1. Saltzman L., Johnson C., Gilbert B., Goodwin M. Physical Abuse Around the Time of Pregnancy: an examination of prevalence and risk factors in 16 states. Matern Child Health J. 2003 Mar;7(1):31-43. 2. Centers for Disease Control and Prevention. Preconception and Interconception Health Status of Women Who Recently Gave Birth to a Live-Born Infant-- Pregnancy Risk Assessment Monitoring System (PRAMS), United States, 26 Reporting Areas, 2004. MMWR Surveillance Summ, 2007 Dec 14; 56(ss10):1-35. 3. Place, JM. (2014). Detecting Intimate Partner Violence and Postpartum Depression. Journal of Global Health. [https://www.ghjournal.org/detecting-intimate-partner-violence-and-postpartum-depression/]. 4. Snider C, Webster D, O'Sullivan CS, Campbell J. Intimate partner violence: Development of a brief risk assessment for the emergency department. Acad Emerg Med. 2009;16(11):1208-1216. [[br]] [[br]] ===American Academy of Pediatrics Resources=== Domestic Intimate Partner Violence[[br]] [https://www.aap.org/en-us/advocacy-and-policy/aap-health-initiatives/resilience/Pages/Domestic-Intimate-Partner-Violence.aspx] Intimate Partner Violence: The Role of the Pediatrician[[br]][https://pediatrics.aappublications.org/content/125/5/1094.full? sid=2281d56f-e24e-4a8d-a2aa-0ac98d7ab081]

More Resources and Links

Evidence-based community health improvement ideas and interventions may be found at the following sites:

Additional indicator data by state and county may be found on these Websites:

Medical literature can be queried at the PubMed website.

Page Content Updated On 03/25/2019, Published on 04/29/2019
The information provided above is from the Department of Health's Center for Health Data IBIS-PH web site (http://ibis.health.state.gov). The information published on this website may be reproduced without permission.
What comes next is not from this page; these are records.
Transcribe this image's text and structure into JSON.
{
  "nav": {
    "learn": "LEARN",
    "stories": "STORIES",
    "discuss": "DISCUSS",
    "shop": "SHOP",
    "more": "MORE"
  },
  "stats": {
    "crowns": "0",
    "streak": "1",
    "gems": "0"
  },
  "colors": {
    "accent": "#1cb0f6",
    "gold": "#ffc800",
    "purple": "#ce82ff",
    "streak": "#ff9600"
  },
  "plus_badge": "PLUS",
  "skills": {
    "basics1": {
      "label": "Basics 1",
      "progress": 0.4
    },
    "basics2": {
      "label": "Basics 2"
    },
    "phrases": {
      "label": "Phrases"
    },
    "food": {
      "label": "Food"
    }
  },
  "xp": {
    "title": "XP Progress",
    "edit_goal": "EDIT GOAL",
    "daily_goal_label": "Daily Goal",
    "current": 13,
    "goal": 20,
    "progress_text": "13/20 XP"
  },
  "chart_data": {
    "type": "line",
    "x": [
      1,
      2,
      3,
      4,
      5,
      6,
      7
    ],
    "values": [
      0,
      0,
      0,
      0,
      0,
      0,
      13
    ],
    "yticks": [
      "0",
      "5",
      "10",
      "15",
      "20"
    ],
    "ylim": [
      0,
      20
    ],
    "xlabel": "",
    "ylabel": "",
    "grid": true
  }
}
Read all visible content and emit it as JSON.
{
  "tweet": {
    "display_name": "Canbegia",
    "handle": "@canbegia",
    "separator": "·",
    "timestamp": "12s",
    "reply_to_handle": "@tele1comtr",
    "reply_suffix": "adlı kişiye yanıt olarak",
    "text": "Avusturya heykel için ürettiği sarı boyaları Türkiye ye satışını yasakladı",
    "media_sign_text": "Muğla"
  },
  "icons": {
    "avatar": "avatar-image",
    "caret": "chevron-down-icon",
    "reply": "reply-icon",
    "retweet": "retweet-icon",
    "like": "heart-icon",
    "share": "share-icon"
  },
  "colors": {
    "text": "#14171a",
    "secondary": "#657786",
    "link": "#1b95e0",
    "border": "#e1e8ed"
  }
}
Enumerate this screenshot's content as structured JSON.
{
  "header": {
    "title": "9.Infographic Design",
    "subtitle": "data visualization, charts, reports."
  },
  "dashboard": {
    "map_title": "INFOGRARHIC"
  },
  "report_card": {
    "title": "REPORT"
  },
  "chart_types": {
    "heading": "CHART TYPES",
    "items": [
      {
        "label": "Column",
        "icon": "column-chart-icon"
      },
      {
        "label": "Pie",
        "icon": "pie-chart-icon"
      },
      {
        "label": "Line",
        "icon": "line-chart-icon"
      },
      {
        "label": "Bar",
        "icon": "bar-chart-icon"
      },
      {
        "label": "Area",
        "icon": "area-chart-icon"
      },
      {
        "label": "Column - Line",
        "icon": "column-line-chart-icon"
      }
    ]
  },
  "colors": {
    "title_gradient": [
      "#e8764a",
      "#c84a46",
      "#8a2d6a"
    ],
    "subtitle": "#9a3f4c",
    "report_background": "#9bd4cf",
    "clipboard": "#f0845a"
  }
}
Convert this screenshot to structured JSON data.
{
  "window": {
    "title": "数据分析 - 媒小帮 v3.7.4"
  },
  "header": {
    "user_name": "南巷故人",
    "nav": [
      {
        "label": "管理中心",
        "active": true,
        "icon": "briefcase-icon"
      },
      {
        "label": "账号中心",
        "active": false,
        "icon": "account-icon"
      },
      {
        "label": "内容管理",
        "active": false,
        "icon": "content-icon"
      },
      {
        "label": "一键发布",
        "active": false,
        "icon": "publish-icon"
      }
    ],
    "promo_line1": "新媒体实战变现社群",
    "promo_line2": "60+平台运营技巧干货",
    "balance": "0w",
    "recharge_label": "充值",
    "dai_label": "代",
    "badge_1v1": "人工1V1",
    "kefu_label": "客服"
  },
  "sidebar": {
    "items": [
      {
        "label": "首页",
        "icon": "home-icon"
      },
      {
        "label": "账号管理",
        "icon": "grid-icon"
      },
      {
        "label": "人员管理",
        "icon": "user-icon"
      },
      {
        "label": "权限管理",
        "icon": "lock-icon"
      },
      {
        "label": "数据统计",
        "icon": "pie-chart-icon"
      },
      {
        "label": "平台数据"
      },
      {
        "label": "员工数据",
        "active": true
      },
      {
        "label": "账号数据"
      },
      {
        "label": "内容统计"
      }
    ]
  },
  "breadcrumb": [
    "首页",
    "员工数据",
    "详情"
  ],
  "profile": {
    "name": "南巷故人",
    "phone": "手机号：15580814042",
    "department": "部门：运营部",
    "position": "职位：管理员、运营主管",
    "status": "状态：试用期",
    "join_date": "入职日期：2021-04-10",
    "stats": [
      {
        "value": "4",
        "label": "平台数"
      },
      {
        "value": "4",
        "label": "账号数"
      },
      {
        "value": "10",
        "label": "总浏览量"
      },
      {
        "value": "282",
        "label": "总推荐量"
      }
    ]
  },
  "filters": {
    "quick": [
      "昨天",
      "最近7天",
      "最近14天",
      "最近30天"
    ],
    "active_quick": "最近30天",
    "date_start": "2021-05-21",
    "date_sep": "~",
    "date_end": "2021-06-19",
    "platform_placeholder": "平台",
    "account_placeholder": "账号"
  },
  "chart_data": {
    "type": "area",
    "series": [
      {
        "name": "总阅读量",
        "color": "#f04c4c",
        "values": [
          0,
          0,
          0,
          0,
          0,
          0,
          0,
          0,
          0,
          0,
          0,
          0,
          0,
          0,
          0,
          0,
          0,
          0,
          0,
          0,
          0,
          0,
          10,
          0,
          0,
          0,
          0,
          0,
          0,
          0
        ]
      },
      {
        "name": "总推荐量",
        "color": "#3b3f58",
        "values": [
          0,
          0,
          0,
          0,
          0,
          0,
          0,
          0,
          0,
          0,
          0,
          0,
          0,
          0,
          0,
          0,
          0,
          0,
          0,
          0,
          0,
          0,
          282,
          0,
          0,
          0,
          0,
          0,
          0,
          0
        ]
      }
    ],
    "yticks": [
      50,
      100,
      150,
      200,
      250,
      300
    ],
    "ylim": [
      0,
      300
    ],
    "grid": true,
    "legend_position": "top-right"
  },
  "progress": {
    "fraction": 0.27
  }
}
Please use the following citation: " Retrieved Sun, 21 July 2019 4:32:10 from Department of Health, Center for Health Data, Indicator-Based Information System for Public Health Web site: http://ibis.health.state.gov ".

Content updated: Thu, 20 Jun 2019 13:03:28 MDT